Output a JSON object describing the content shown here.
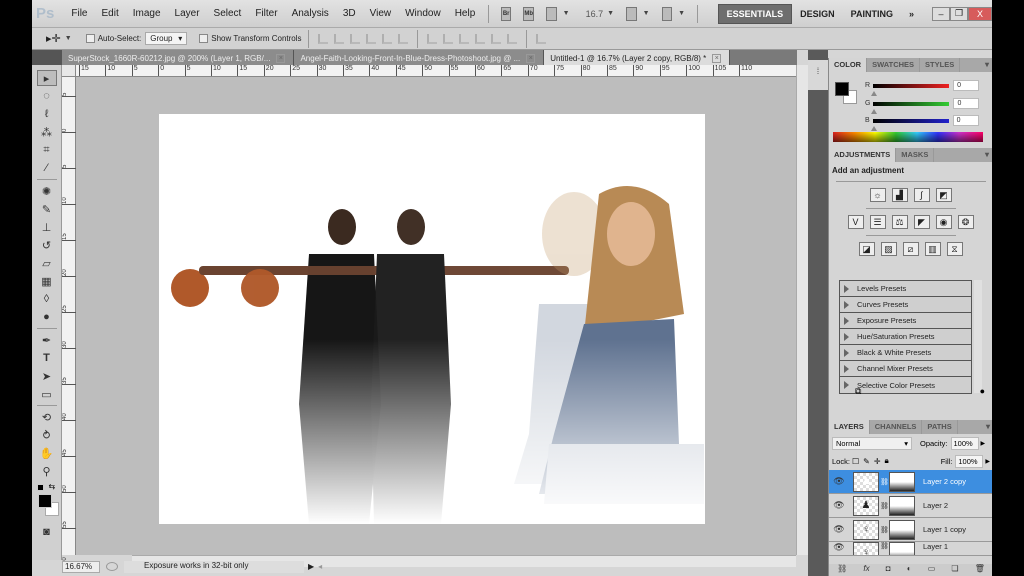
{
  "app": {
    "logo": "Ps"
  },
  "menubar": {
    "items": [
      "File",
      "Edit",
      "Image",
      "Layer",
      "Select",
      "Filter",
      "Analysis",
      "3D",
      "View",
      "Window",
      "Help"
    ],
    "bridge": "Br",
    "minibridge": "Mb",
    "zoom": "16.7",
    "workspaces": [
      "ESSENTIALS",
      "DESIGN",
      "PAINTING"
    ],
    "more": "»",
    "minimize": "–",
    "restore": "❐",
    "close": "X"
  },
  "options": {
    "auto_select_label": "Auto-Select:",
    "auto_select_value": "Group",
    "show_transform_label": "Show Transform Controls"
  },
  "tabs": [
    {
      "label": "SuperStock_1660R-60212.jpg @ 200% (Layer 1, RGB/...",
      "active": false
    },
    {
      "label": "Angel-Faith-Looking-Front-In-Blue-Dress-Photoshoot.jpg @ ...",
      "active": false
    },
    {
      "label": "Untitled-1 @ 16.7% (Layer 2 copy, RGB/8) *",
      "active": true
    }
  ],
  "ruler": {
    "h_ticks": [
      "15",
      "10",
      "5",
      "0",
      "5",
      "10",
      "15",
      "20",
      "25",
      "30",
      "35",
      "40",
      "45",
      "50",
      "55",
      "60",
      "65",
      "70",
      "75",
      "80",
      "85",
      "90",
      "95",
      "100",
      "105",
      "110"
    ],
    "v_ticks": [
      "5",
      "0",
      "5",
      "10",
      "15",
      "20",
      "25",
      "30",
      "35",
      "40",
      "45",
      "50",
      "55",
      "60"
    ]
  },
  "status": {
    "zoom": "16.67%",
    "message": "Exposure works in 32-bit only"
  },
  "color_panel": {
    "tabs": [
      "COLOR",
      "SWATCHES",
      "STYLES"
    ],
    "channels": [
      {
        "label": "R",
        "value": "0",
        "color": "#d33"
      },
      {
        "label": "G",
        "value": "0",
        "color": "#3c3"
      },
      {
        "label": "B",
        "value": "0",
        "color": "#33c"
      }
    ],
    "foreground": "#000000",
    "background": "#ffffff"
  },
  "adjustments_panel": {
    "tabs": [
      "ADJUSTMENTS",
      "MASKS"
    ],
    "title": "Add an adjustment",
    "icon_rows": [
      [
        "brightness-contrast",
        "levels",
        "curves",
        "exposure"
      ],
      [
        "vibrance",
        "hue-saturation",
        "color-balance",
        "black-white",
        "photo-filter",
        "channel-mixer"
      ],
      [
        "invert",
        "posterize",
        "threshold",
        "gradient-map",
        "selective-color"
      ]
    ],
    "presets": [
      "Levels Presets",
      "Curves Presets",
      "Exposure Presets",
      "Hue/Saturation Presets",
      "Black & White Presets",
      "Channel Mixer Presets",
      "Selective Color Presets"
    ]
  },
  "layers_panel": {
    "tabs": [
      "LAYERS",
      "CHANNELS",
      "PATHS"
    ],
    "blend_mode": "Normal",
    "opacity_label": "Opacity:",
    "opacity": "100%",
    "lock_label": "Lock:",
    "fill_label": "Fill:",
    "fill": "100%",
    "layers": [
      {
        "name": "Layer 2 copy",
        "selected": true
      },
      {
        "name": "Layer 2",
        "selected": false
      },
      {
        "name": "Layer 1 copy",
        "selected": false
      },
      {
        "name": "Layer 1",
        "selected": false
      }
    ],
    "footer_icons": [
      "link",
      "fx",
      "mask",
      "adjustment",
      "group",
      "new-layer",
      "delete"
    ]
  }
}
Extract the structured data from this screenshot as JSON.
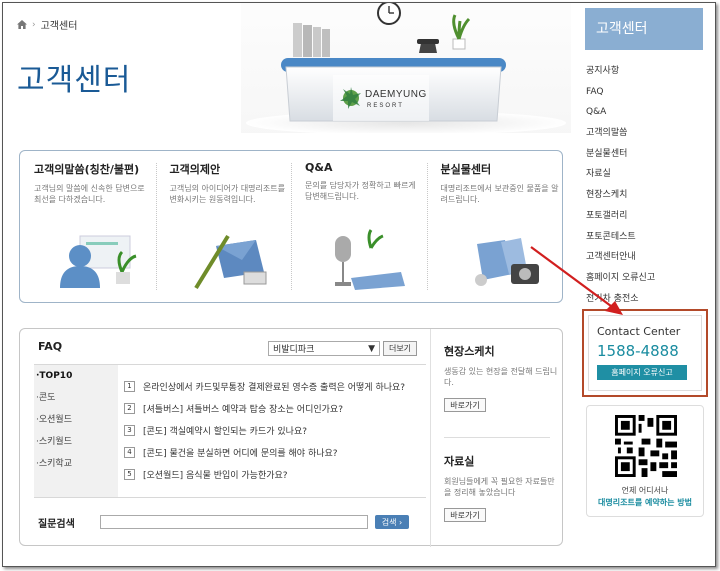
{
  "breadcrumb": {
    "current": "고객센터"
  },
  "page_title": "고객센터",
  "hero": {
    "brand_name": "DAEMYUNG",
    "brand_sub": "RESORT"
  },
  "quick_menu": [
    {
      "title": "고객의말씀(칭찬/불편)",
      "desc": "고객님의 말씀에 신속한 답변으로 최선을 다하겠습니다."
    },
    {
      "title": "고객의제안",
      "desc": "고객님의 아이디어가 대명리조트를 변화시키는 원동력입니다."
    },
    {
      "title": "Q&A",
      "desc": "문의를 담당자가 정확하고 빠르게 답변해드립니다."
    },
    {
      "title": "분실물센터",
      "desc": "대명리조트에서 보관중인 물품을 알려드립니다."
    }
  ],
  "faq": {
    "title": "FAQ",
    "select_value": "비발디파크",
    "more_label": "더보기",
    "categories": [
      "·TOP10",
      "·콘도",
      "·오션월드",
      "·스키월드",
      "·스키학교"
    ],
    "questions": [
      {
        "num": "1",
        "text": "온라인상에서 카드및무통장 결제완료된 영수증 출력은 어떻게 하나요?"
      },
      {
        "num": "2",
        "text": "[셔틀버스] 셔틀버스 예약과 탑승 장소는 어디인가요?"
      },
      {
        "num": "3",
        "text": "[콘도] 객실예약시 할인되는 카드가 있나요?"
      },
      {
        "num": "4",
        "text": "[콘도] 물건을 분실하면 어디에 문의를 해야 하나요?"
      },
      {
        "num": "5",
        "text": "[오션월드] 음식물 반입이 가능한가요?"
      }
    ],
    "search_label": "질문검색",
    "search_button": "검색 ›"
  },
  "side": {
    "sketch": {
      "title": "현장스케치",
      "desc": "생동감 있는 현장을 전달해 드립니다.",
      "button": "바로가기"
    },
    "archive": {
      "title": "자료실",
      "desc": "회원님들에게 꼭 필요한 자료들만을 정리해 놓았습니다",
      "button": "바로가기"
    }
  },
  "sidebar": {
    "title": "고객센터",
    "items": [
      "공지사항",
      "FAQ",
      "Q&A",
      "고객의말씀",
      "분실물센터",
      "자료실",
      "현장스케치",
      "포토갤러리",
      "포토콘테스트",
      "고객센터안내",
      "홈페이지 오류신고",
      "전기차 충전소"
    ]
  },
  "contact": {
    "label": "Contact Center",
    "number": "1588-4888",
    "button": "홈페이지 오류신고"
  },
  "qr": {
    "line1": "언제 어디서나",
    "line2": "대명리조트를 예약하는 방법"
  },
  "colors": {
    "title_blue": "#1a5a96",
    "sidebar_head": "#8aaed2",
    "contact_teal": "#1f8fa4",
    "annotation_red": "#d11f1f"
  }
}
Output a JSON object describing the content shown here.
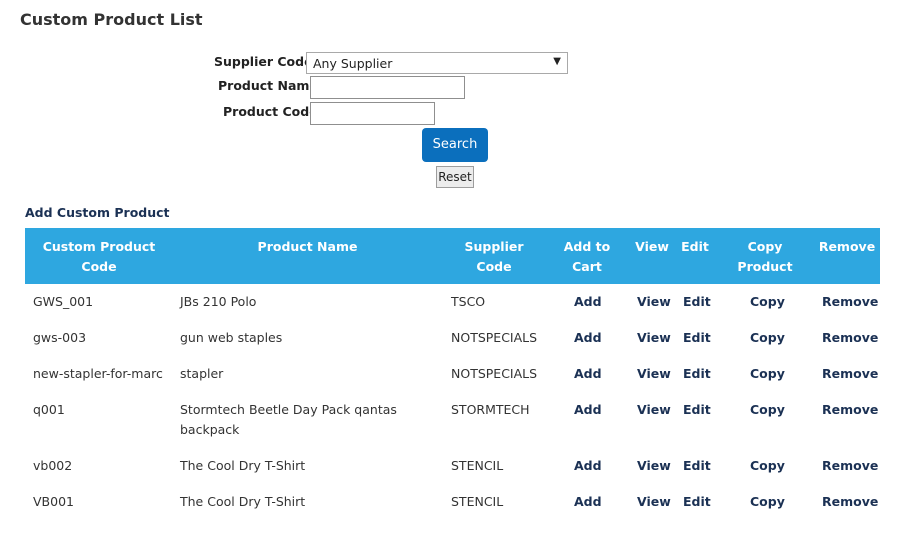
{
  "page": {
    "title": "Custom Product List"
  },
  "filters": {
    "supplier_label": "Supplier Code:",
    "supplier_selected": "Any Supplier",
    "product_name_label": "Product Name",
    "product_name_value": "",
    "product_code_label": "Product Code",
    "product_code_value": "",
    "search_label": "Search",
    "reset_label": "Reset"
  },
  "add_custom_product_label": "Add Custom Product",
  "table": {
    "headers": {
      "code": "Custom Product Code",
      "name": "Product Name",
      "supplier": "Supplier Code",
      "add": "Add to Cart",
      "view": "View",
      "edit": "Edit",
      "copy": "Copy Product",
      "remove": "Remove"
    },
    "action_labels": {
      "add": "Add",
      "view": "View",
      "edit": "Edit",
      "copy": "Copy",
      "remove": "Remove"
    },
    "rows": [
      {
        "code": "GWS_001",
        "name": "JBs 210 Polo",
        "supplier": "TSCO"
      },
      {
        "code": "gws-003",
        "name": "gun web staples",
        "supplier": "NOTSPECIALS"
      },
      {
        "code": "new-stapler-for-marc",
        "name": "stapler",
        "supplier": "NOTSPECIALS"
      },
      {
        "code": "q001",
        "name": "Stormtech Beetle Day Pack qantas backpack",
        "supplier": "STORMTECH"
      },
      {
        "code": "vb002",
        "name": "The Cool Dry T-Shirt",
        "supplier": "STENCIL"
      },
      {
        "code": "VB001",
        "name": "The Cool Dry T-Shirt",
        "supplier": "STENCIL"
      }
    ]
  },
  "colors": {
    "header_bg": "#2ea7e0",
    "search_button_bg": "#0b6fbd",
    "link_color": "#1b3154"
  }
}
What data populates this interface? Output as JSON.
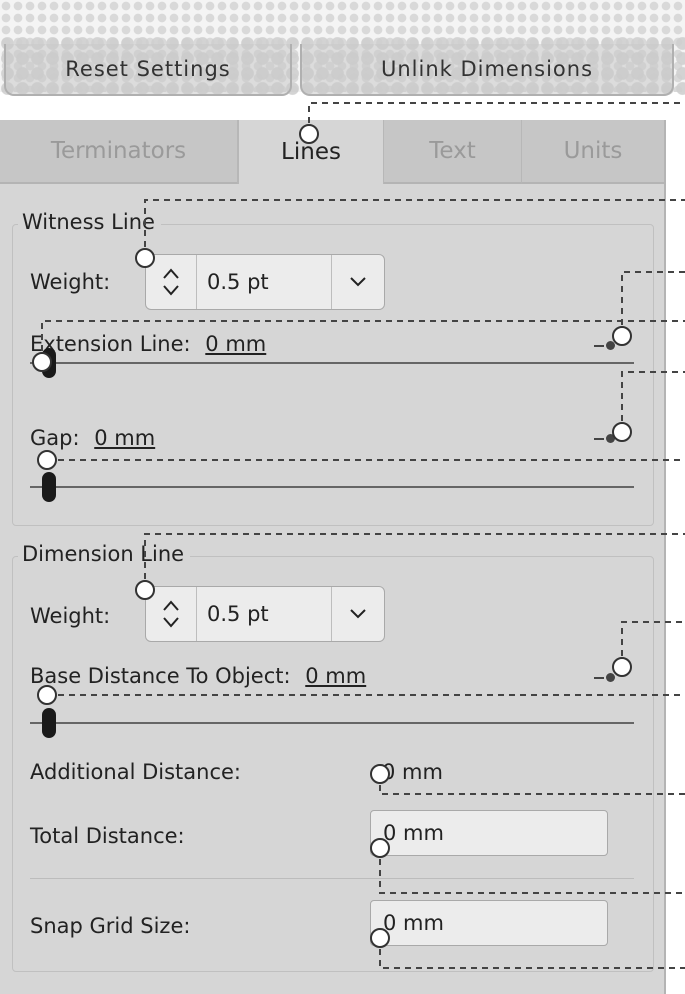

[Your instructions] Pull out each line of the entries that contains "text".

[Written response]
        "text": "온라인상에서 카드및무통장 결제완료된 영수증 출력은 어떻게 하나요?"
        "text": "[셔틀버스] 셔틀버스 예약과 탑승 장소는 어디인가요?"
        "text": "[콘도] 객실예약시 할인되는 카드가 있나요?"
        "text": "[콘도] 물건을 분실하면 어디에 문의를 해야 하나요?"
        "text": "[오션월드] 음식물 반입이 가능한가요?"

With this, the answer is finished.